Most likely, the Samaritan woman understood little of what the Lord said to her, but in her heart she knew that He was the Messiah. Thus, she goes to her people and says: ”Can this be the Christ?” They listened to her, went to see Him, and said: “It is no longer because of your words that we believe, for we have heard for ourselves, and we know indeed that this is the Savior of the world.” It is the same with us in our hearts, when we feel the hand of God, the mysterious providence of God, operating sometimes in accord with and sometimes in opposition to our will, for we understand that God knows what our needs are better than we do. The Lord leads us along life’s journey, in spite of all of our sins and mistakes and in spite of the fact that we often prove ourselves to be disobedient and unfaithful sons and daughters. No matter how many times we may tear our hand out of His hands, again and again He continues to offer us His hand in order to lead us to salvation.

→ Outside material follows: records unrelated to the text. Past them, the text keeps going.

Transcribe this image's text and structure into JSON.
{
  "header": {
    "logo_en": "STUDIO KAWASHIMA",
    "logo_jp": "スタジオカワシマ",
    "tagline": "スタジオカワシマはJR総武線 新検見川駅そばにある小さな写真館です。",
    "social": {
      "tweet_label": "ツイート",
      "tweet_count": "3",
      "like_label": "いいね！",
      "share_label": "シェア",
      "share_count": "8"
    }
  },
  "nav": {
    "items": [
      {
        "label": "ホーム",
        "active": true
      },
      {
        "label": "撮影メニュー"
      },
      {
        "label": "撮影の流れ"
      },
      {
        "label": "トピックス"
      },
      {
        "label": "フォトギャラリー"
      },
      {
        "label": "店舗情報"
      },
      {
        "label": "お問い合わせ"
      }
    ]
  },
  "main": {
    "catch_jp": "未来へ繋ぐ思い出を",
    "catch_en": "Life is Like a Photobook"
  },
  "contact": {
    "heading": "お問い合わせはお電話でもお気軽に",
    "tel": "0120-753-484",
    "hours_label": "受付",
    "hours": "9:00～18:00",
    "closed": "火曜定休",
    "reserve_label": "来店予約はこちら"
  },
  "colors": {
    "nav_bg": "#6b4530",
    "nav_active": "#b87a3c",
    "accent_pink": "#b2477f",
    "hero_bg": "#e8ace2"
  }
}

This is the difference between a believer and a non-believer: the non-believer ascribes everything to chance and he himself takes credit for all the good in his life, whereas the believer understands that God is over everything, that He cares for each of us, and that for each of us He has a plan which He never abandons, even when we try to abandon Him. The bottom line is that the definition of genuine faith is to trust in God, no matter what may occur in our lives, and to be able to say with all our heart the words of the Lord’s Prayer: “Thy will be done”, — because it is exactly God’s will that is that mysterious spiritual power (not always understood by us) which our hearts tell us is leading us to salvation, as opposed to our human will, which instead so often turns us away from what is good.
We may not be able to take a peek into the future, but we can take a look at the past and value the events in our lives, understanding that nothing happens by chance, that everything in life is natural, and that the Lord is leading us through this life and constantly saving us from destruction, always putting us back on the path to salvation whenever we turn away instead to the path of evil. It is this faith that strengthens us and allows us to look into the future without fear. If the Lord led us before, He will continue to lead us in the future, and if He saved us before, then He will save us in the future as well.
Metropolitan Hilarion of Volokolamsk, Chairman of the Department for External Church Relations of the Moscow Patriarchate, gave this sermon at the Monastery of the Holy Spirit, Vilnius (Lithuania), on May 13, 2012.
Translated from the Russian by Archpriest Peter Olsen